10 of the Best European Movies Ever Made
All films carry the culture they emerged from hidden in their “DNA.” Film fans often want to watch a movie because it comes from a remote country and therefore it has the cultural background stamped in its atmosphere. This post is meant to talk about European films, films that some Americans aren’t very fond of because of their poor technological means. Nevertheless, give them a chance, and you won’t regret a bit. This post will walk you through 10 of the best European movies ever made.
1. The Virgin Spring (1950)
Arguably one of the ten best Europe movies in cinematic history, this film is among Swedish director Ingmar Bergman’s finest films. The story of rape, murder, and revenge in medieval Sweden won an Academy Award for Best Foreign Film and inspired Wes Craven’s 1972 debut film, The Last House on the Left.
2. The City of Lost Children (1995)
A strange and stylish tale by Amelie director Jean-Pierre Jeunet, this film tells the story of a scientist who kidnaps children so that he may steal their dreams. A wondrous fantasy set in a dystopian France, the film features an impressive performance by American actor Ron Perlman.
3. Cinema Paradiso (1988)
A successful but jaded film director recalls his Sicilian childhood: he was a cheeky scamp called Totò (Salvatore Cascio) helping out in the cinema booth, learning to love movie magic and becoming a friend to the old projectionist Salvatore (Philippe Noiret), in a special place whose movies were censored by the local priest, and whose interior was designed to look like a church, with an altar under the screen.
4. Das Leben der Anderen – The Life of Others (2006)
Das Leben der Anderen won the Oscar for best Foreign Language movie. It also received a BAFTA award, as well as a Golden Globe. This great German movie takes us back to East Germany at the time of communism. In 1984 an agent of the secret police (the Stasi) has to observe a German writer and his girlfriend. He soon finds out that something was going on, but he also notices a change within himself: he gets emotionally involved.
5. Eight and a half / 8½ (1963)
An Italian director delves into his memories and fantasies. It is not a movie for which you should describe the plot. It is a movie that you should just see. It is often on top of people’s favorite movie lists. But indeed, Frederico Fellini was a sensational director. He got an impressive 12 Oscar nominations. Eight and a half is his most famous piece. The film itself won 2 Oscars.
6. The Bicycle Thief (1948)
A groundbreaking film in Italian cinema, The Bicycle Thief chronicles a man’s search for his stolen bicycle as it had represented the means by which he made his living.
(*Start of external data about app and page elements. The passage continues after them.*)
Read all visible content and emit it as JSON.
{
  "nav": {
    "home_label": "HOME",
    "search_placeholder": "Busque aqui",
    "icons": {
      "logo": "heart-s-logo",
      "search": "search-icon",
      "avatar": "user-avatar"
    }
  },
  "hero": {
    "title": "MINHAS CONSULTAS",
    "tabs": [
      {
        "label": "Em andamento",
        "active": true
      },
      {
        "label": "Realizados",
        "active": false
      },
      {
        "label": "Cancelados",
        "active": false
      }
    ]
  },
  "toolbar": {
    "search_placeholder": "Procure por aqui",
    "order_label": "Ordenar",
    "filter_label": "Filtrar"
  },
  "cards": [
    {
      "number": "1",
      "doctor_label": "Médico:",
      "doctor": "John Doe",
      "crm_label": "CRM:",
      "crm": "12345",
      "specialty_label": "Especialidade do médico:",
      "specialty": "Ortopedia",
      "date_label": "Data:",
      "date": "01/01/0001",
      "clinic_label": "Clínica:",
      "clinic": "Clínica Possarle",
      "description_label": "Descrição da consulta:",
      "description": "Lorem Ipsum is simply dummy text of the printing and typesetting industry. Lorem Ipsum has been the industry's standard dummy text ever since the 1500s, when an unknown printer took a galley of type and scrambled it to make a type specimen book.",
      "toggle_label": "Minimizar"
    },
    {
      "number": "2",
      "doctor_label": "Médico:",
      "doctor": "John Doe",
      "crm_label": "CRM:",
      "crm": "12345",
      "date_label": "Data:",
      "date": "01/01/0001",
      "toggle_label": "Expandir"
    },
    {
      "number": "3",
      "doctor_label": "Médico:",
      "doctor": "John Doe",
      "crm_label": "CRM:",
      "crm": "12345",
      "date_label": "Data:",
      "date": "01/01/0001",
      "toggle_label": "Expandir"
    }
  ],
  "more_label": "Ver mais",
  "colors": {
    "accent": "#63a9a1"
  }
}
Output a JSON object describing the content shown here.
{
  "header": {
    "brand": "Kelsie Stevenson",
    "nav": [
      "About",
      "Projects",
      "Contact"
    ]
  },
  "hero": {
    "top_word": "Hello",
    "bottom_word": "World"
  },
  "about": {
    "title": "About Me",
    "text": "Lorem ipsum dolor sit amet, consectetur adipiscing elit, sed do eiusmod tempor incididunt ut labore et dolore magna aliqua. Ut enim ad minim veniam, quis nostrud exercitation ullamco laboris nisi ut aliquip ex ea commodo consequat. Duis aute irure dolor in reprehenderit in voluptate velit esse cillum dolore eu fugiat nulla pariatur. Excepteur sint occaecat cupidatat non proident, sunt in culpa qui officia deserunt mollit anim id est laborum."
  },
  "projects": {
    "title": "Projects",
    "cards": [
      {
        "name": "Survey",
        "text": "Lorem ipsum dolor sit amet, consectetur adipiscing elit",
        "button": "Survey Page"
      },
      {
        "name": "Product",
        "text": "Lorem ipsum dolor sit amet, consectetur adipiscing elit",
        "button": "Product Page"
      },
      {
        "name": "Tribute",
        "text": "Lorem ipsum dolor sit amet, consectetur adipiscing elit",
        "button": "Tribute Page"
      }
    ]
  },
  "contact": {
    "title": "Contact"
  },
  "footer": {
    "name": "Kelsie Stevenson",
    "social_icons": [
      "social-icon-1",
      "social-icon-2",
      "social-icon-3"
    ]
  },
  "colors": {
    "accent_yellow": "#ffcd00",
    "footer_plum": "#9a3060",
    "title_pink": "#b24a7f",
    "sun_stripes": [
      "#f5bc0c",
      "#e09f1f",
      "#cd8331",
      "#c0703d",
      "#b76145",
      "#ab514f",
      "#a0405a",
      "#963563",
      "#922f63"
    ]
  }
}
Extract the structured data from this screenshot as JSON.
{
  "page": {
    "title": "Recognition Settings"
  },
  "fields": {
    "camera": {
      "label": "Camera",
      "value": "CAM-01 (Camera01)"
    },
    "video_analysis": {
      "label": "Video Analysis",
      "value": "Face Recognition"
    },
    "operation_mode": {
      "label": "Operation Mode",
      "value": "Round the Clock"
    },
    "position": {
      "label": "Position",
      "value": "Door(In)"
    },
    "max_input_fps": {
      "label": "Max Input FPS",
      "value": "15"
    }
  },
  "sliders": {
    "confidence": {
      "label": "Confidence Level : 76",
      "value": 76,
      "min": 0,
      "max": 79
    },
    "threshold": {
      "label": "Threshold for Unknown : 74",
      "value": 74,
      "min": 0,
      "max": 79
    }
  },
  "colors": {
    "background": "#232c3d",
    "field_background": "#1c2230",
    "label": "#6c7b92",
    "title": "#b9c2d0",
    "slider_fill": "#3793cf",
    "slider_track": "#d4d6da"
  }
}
The film ushered in the neo-realism movement in cinema, which used natural light and surroundings, as well as actual everyday people instead of actors. The film is considered one of the ten best Europe movies in Italian cinema and earned an Honorary Academy Award in 1950 for Best Foreign Film.
7. Life is Beautiful (1997)
Italy strikes again. A cinematic gem from Italian actor/director Roberto Benigni, this movie tells the story of a Jewish man and his efforts to shield his family from the horrors of a Nazi concentration camp during World War II. The film won an Academy Award for Best Foreign Film in 1998, as well as a Best Actor award for Roberto Benigni.
8. After the Wedding (2006)
An orphanage and school in India is on the urge of having to shut down due to financials problems. The Danish supervisor Jacob Peterson receives a donation that can make all the problems go away. The only condition, however, is that he returns home to Denmark and visits the wedding of the daughter of the donor. Quickly after arrival he finds out secrets about his past life in Denmark. The director, Susanne Bier unfolds the story in a beautiful and subtle manner.
9. The Fabulous Life of Amelie Poulain (2001)
When it comes to romantic movies, Amelie is every romantic’s dream movie. Each and every element of the film oozes romance. From the music (wonderful soundtrack by Yann Tiersen) to the characters, the setting and the storyline. Also the cinematography makes use of very pleasant warm colors. It’s the story of the naive young French girl who while she desperately wants to help people also finds her own love along the way. A great romance film with all kinds of magical plotlines. It was nominated for 5 Oscars.
10. Dr. Strangelove or: How I Learned to Stop Worrying and Love the Bomb (1964)
This incredible Stanley Kubrick film was nominated for four Oscars, and has impressed generations of film fans ever since. Originally intended to be a thriller based on the book Red Alert by Peter George, Kubrick realized that the script should actually be turned in to a satire. This was done with great success. Stanley Kubrick has never actually won an Oscar for best director. He did manage to win one for the special effects of the cult classic 2001: A Space Oddysey.